God is the Sovereign of Islamic state: ‘The Command is for none but God’ (12:40); ‘He is best to command’ (12:80); ‘Blessed is he in whose hands is the Sovereignty of the Heavenc and the Earth and all between them’ (43: 85).
He cannot be compared to the Sovereigns of the World, nor is the Islamic state similar to democracy wherein sovereignty is vested with the people. It is a state ruled by Divine law which precedes it and to whose dictates it has ideally to conform.
The purpose of Islamic state is to endow humanity with righteous life and ‘its affairs are conducted by mutual consultation’ (42: 38).
But there is no single method of consultation. The number, the form of election, the duration of representation etc. are left to be adopted as it suits the given time and place, the essence of consultation being to seek the advice of such as enjoy the public confidence.
Here, we would like to point to the Quranic verses (17: 23-39), which are the directives for state policy.

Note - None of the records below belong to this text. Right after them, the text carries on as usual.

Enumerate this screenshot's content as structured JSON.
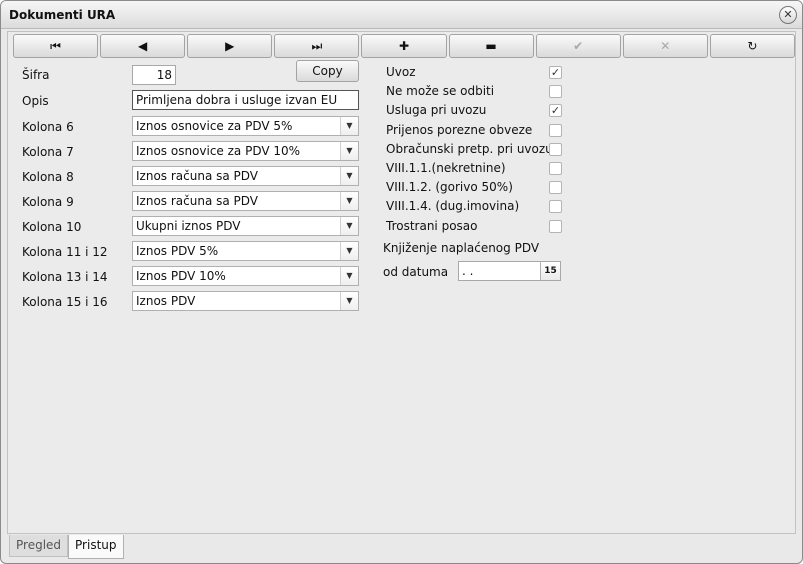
{
  "window": {
    "title": "Dokumenti URA",
    "close_glyph": "⊗"
  },
  "toolbar": {
    "buttons": [
      {
        "name": "first-record-icon",
        "glyph": "⏮"
      },
      {
        "name": "prev-record-icon",
        "glyph": "◀"
      },
      {
        "name": "next-record-icon",
        "glyph": "▶"
      },
      {
        "name": "last-record-icon",
        "glyph": "⏭"
      },
      {
        "name": "add-icon",
        "glyph": "✚"
      },
      {
        "name": "remove-icon",
        "glyph": "▬"
      },
      {
        "name": "confirm-icon",
        "glyph": "✔"
      },
      {
        "name": "cancel-icon",
        "glyph": "✕"
      },
      {
        "name": "refresh-icon",
        "glyph": "↻"
      }
    ]
  },
  "form": {
    "sifra_label": "Šifra",
    "sifra_value": "18",
    "copy_label": "Copy",
    "opis_label": "Opis",
    "opis_value": "Primljena dobra i usluge izvan EU",
    "kolone": [
      {
        "label": "Kolona 6",
        "value": "Iznos osnovice za PDV 5%"
      },
      {
        "label": "Kolona 7",
        "value": "Iznos osnovice za PDV 10%"
      },
      {
        "label": "Kolona 8",
        "value": "Iznos računa sa PDV"
      },
      {
        "label": "Kolona 9",
        "value": "Iznos računa sa PDV"
      },
      {
        "label": "Kolona 10",
        "value": "Ukupni iznos PDV"
      },
      {
        "label": "Kolona 11 i 12",
        "value": "Iznos PDV 5%"
      },
      {
        "label": "Kolona 13 i 14",
        "value": "Iznos PDV 10%"
      },
      {
        "label": "Kolona 15 i 16",
        "value": "Iznos PDV"
      }
    ],
    "checkboxes": [
      {
        "label": "Uvoz",
        "checked": true
      },
      {
        "label": "Ne može se odbiti",
        "checked": false
      },
      {
        "label": "Usluga pri uvozu",
        "checked": true
      },
      {
        "label": "Prijenos porezne obveze",
        "checked": false
      },
      {
        "label": "Obračunski pretp. pri uvozu",
        "checked": false
      },
      {
        "label": "VIII.1.1.(nekretnine)",
        "checked": false
      },
      {
        "label": "VIII.1.2. (gorivo 50%)",
        "checked": false
      },
      {
        "label": "VIII.1.4. (dug.imovina)",
        "checked": false
      },
      {
        "label": "Trostrani posao",
        "checked": false
      }
    ],
    "knjizenje_label": "Knjiženje naplaćenog PDV",
    "od_datuma_label": "od datuma",
    "od_datuma_value": " .  .",
    "calendar_glyph": "15"
  },
  "tabs": [
    {
      "label": "Pregled",
      "active": false
    },
    {
      "label": "Pristup",
      "active": true
    }
  ]
}
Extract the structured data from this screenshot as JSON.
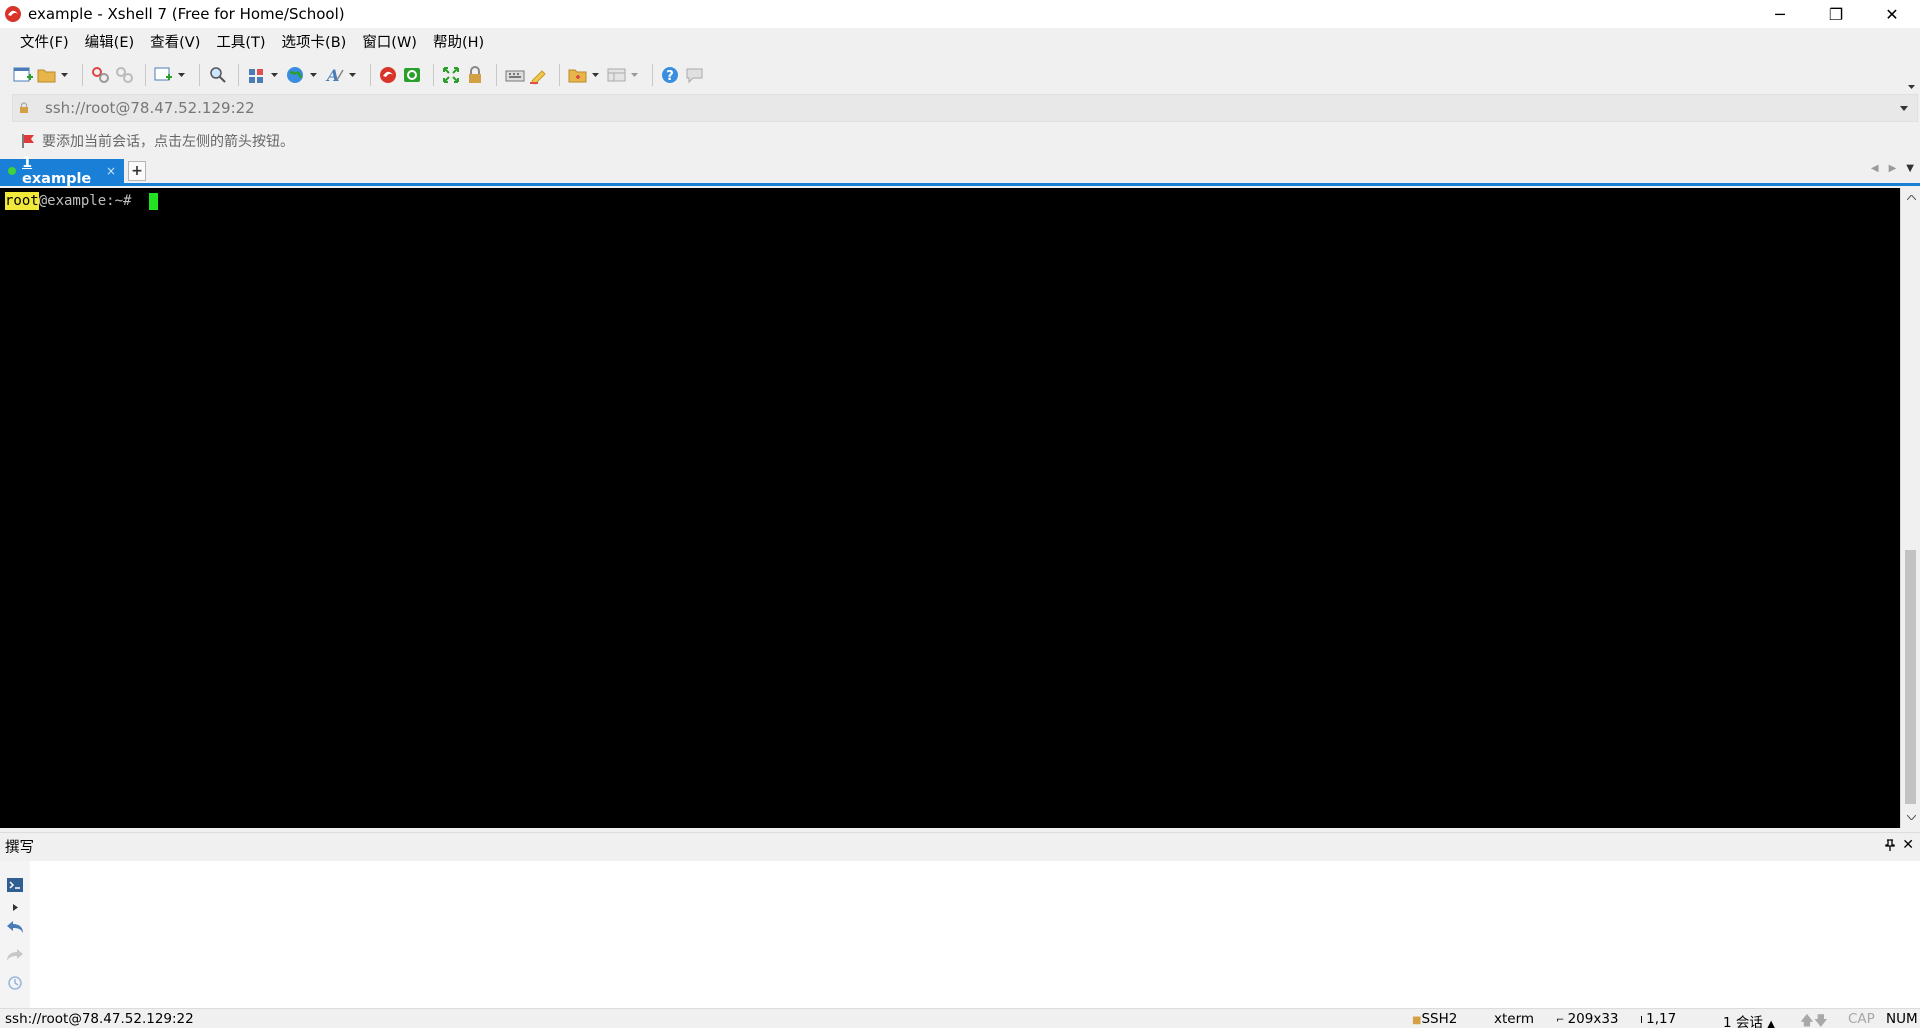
{
  "window": {
    "title": "example - Xshell 7 (Free for Home/School)",
    "icon": "xshell-logo-icon",
    "controls": {
      "minimize": "─",
      "restore": "❐",
      "close": "✕"
    }
  },
  "menu": {
    "items": [
      "文件(F)",
      "编辑(E)",
      "查看(V)",
      "工具(T)",
      "选项卡(B)",
      "窗口(W)",
      "帮助(H)"
    ]
  },
  "address": {
    "value": "ssh://root@78.47.52.129:22"
  },
  "hint": {
    "text": "要添加当前会话，点击左侧的箭头按钮。"
  },
  "tabs": {
    "items": [
      {
        "number": "1",
        "label": " example",
        "close": "×",
        "active": true
      }
    ],
    "add": "+"
  },
  "terminal": {
    "prompt_user": "root",
    "prompt_rest": "@example:~# "
  },
  "compose": {
    "title": "撰写",
    "pin": "📌",
    "close": "✕"
  },
  "status": {
    "address": "ssh://root@78.47.52.129:22",
    "protocol": "SSH2",
    "terminal_type": "xterm",
    "size": "209x33",
    "cursor_pos": "1,17",
    "sessions": "1 会话",
    "cap": "CAP",
    "num": "NUM"
  },
  "colors": {
    "tab_active": "#1a7fd6",
    "terminal_bg": "#000000",
    "prompt_highlight": "#f2e83a",
    "cursor": "#21e321"
  }
}
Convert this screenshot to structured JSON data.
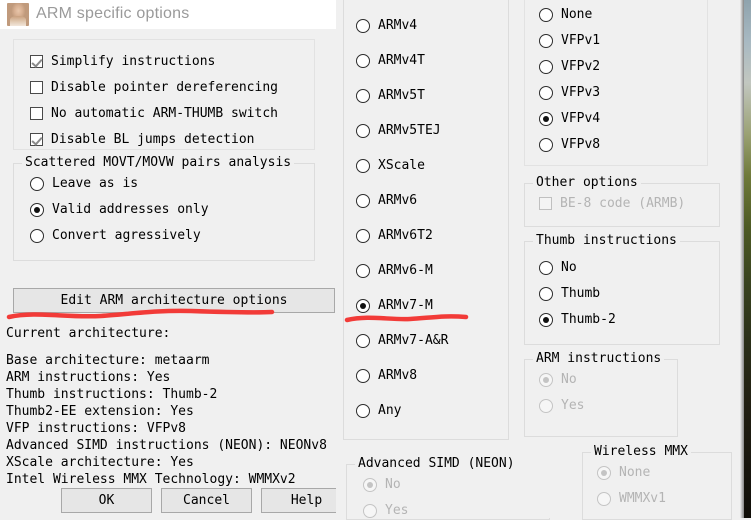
{
  "window": {
    "title": "ARM specific options",
    "icon": "app-photo-icon"
  },
  "left_dialog": {
    "options_checkboxes": [
      {
        "label": "Simplify instructions",
        "checked": true
      },
      {
        "label": "Disable pointer dereferencing",
        "checked": false
      },
      {
        "label": "No automatic ARM-THUMB switch",
        "checked": false
      },
      {
        "label": "Disable BL jumps detection",
        "checked": true
      }
    ],
    "scattered_group": {
      "legend": "Scattered MOVT/MOVW pairs analysis",
      "options": [
        {
          "label": "Leave as is",
          "selected": false
        },
        {
          "label": "Valid addresses only",
          "selected": true
        },
        {
          "label": "Convert agressively",
          "selected": false
        }
      ]
    },
    "edit_arch_button": "Edit ARM architecture options",
    "current_architecture_label": "Current architecture:",
    "architecture_lines": [
      "Base architecture: metaarm",
      "ARM instructions: Yes",
      "Thumb instructions: Thumb-2",
      "Thumb2-EE extension: Yes",
      "VFP instructions: VFPv8",
      "Advanced SIMD instructions (NEON): NEONv8",
      "XScale architecture: Yes",
      "Intel Wireless MMX Technology: WMMXv2"
    ],
    "buttons": [
      {
        "label": "OK"
      },
      {
        "label": "Cancel"
      },
      {
        "label": "Help"
      }
    ]
  },
  "middle_panel": {
    "architecture_options": [
      {
        "label": "ARMv4",
        "selected": false
      },
      {
        "label": "ARMv4T",
        "selected": false
      },
      {
        "label": "ARMv5T",
        "selected": false
      },
      {
        "label": "ARMv5TEJ",
        "selected": false
      },
      {
        "label": "XScale",
        "selected": false
      },
      {
        "label": "ARMv6",
        "selected": false
      },
      {
        "label": "ARMv6T2",
        "selected": false
      },
      {
        "label": "ARMv6-M",
        "selected": false
      },
      {
        "label": "ARMv7-M",
        "selected": true
      },
      {
        "label": "ARMv7-A&R",
        "selected": false
      },
      {
        "label": "ARMv8",
        "selected": false
      },
      {
        "label": "Any",
        "selected": false
      }
    ],
    "neon_group": {
      "legend": "Advanced SIMD (NEON)",
      "options": [
        {
          "label": "No",
          "selected": true,
          "disabled": true
        },
        {
          "label": "Yes",
          "selected": false,
          "disabled": true
        }
      ]
    }
  },
  "right_panel": {
    "vfp_options": [
      {
        "label": "None",
        "selected": false
      },
      {
        "label": "VFPv1",
        "selected": false
      },
      {
        "label": "VFPv2",
        "selected": false
      },
      {
        "label": "VFPv3",
        "selected": false
      },
      {
        "label": "VFPv4",
        "selected": true
      },
      {
        "label": "VFPv8",
        "selected": false
      }
    ],
    "other_options": {
      "legend": "Other options",
      "checkboxes": [
        {
          "label": "BE-8 code (ARMB)",
          "checked": false,
          "disabled": true
        }
      ]
    },
    "thumb_group": {
      "legend": "Thumb instructions",
      "options": [
        {
          "label": "No",
          "selected": false
        },
        {
          "label": "Thumb",
          "selected": false
        },
        {
          "label": "Thumb-2",
          "selected": true
        }
      ]
    },
    "arm_group": {
      "legend": "ARM instructions",
      "options": [
        {
          "label": "No",
          "selected": true,
          "disabled": true
        },
        {
          "label": "Yes",
          "selected": false,
          "disabled": true
        }
      ]
    },
    "wireless_mmx_group": {
      "legend": "Wireless MMX",
      "options": [
        {
          "label": "None",
          "selected": true,
          "disabled": true
        },
        {
          "label": "WMMXv1",
          "selected": false,
          "disabled": true
        }
      ]
    }
  },
  "annotations": {
    "underline_color": "#f23b38",
    "marks": [
      {
        "target": "edit-arm-architecture-options-button"
      },
      {
        "target": "radio-armv7-m"
      }
    ]
  }
}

It will be too lengthy to give here all of them. Suffice it to say that the spiritual and moral duties are, here, brought into juxta-position.
Moderation and temperance which find their expression in these directives testify to the intimate relationship which economics of Islam bears to its politics.
In these verses we find principles of morality par excellence as they enjoin upon man kindness to parents, giving to the kindred and the needy their rights, keeping of covenants, giving of full measure and weight, exchange of kind words etc., prohibiting at the same time all immoral acts such as adultery, deceit, false promise etc.
The state formed according to such directives cannot be designated by anyone of the terms applied to the different forms of governments known to the world. It is a state unparalleled in its norms of morality.
The law expounded in these verses is far in advance of the bare Decalogue (The Ten Commandments) in that it searches out what is inmost in the heart and draws pointed attention to the weak and the helpless, to the needy and the poor.
It begins with the mention of the One and Only God which sweeps off other ideas of class and creed, race and nation. It aims at universal brotherhood under the Sovereignty of One God.
Modern theories with regard to the forms of government and the differences of opinion therein may’ be traced back to Plato’s absolutism and Aristotle’s constitutionalism.
According to Plato, absolutism or despotism is the best form of government which is rejected outright by Aristotle, a lover of law and constitutional rule.
Islam has solved this problem in its form of government which is a happy synthesis of absolutism and constitutionalism as God’s Sovereignty means the superiority of his wise and impartial laws which are to be executed by his vicegerent on earth, in consultation with such as enjoy public confidence.
We refer to the problem of collectivism and individualism which has been the issue of fundamental controversy of political thought in the history of Western civilization.
Whether the individual or the community is the ultimate value, is a problem which was studied, from the point of justice, by Greek Philosophers centuries before the Christ.
Legal theories assume one of three attitudes: Either they subordinate the individual to the community, or they subordinate the community to the individual, or they attempt to blend to two rival claims.
Modern totalitarianism asserts the supremacy of the community by the complete destruction of individual rights. This is achieved through the abolition of the separation of powers and judicial independence, state supervision of all public and private activities.
The Catholic theory of society makes the community supreme over the individual in a different manner, for he has to accept the place and function into which he is born. The most outstanding of all such theories is Marxism which has crushed individual rights.
Hobbes stands for individualism but his doctrine leads to political absolutism. Bentham’s utilitarianism, Spincer’s theory of evolution all embody in different ways an individualistic philosophy but none of these theories represents perfect balance between the interests of the individual and those of society.
A synthesis between the individual liberty and the interests of society cannot be obtained unless the life of society is based upon righteousness.
It cannot be denied that society is but a collection of individuals, the problem is, therefore, to build the character of the individual in such a manner that, far from being injurious to society, he contributes his own good to its welfare.
This is achieved by the process of building character through moral education and purification of soul as explained in the scriptures it is against such background that the individual is offered full opportunities, in Islam, to develop his personality so that he may be better qualified to serve the interests of society.
In this way there can be no clash between the interests of society and those of the individual. Thus, the individual is for society and society for the individual.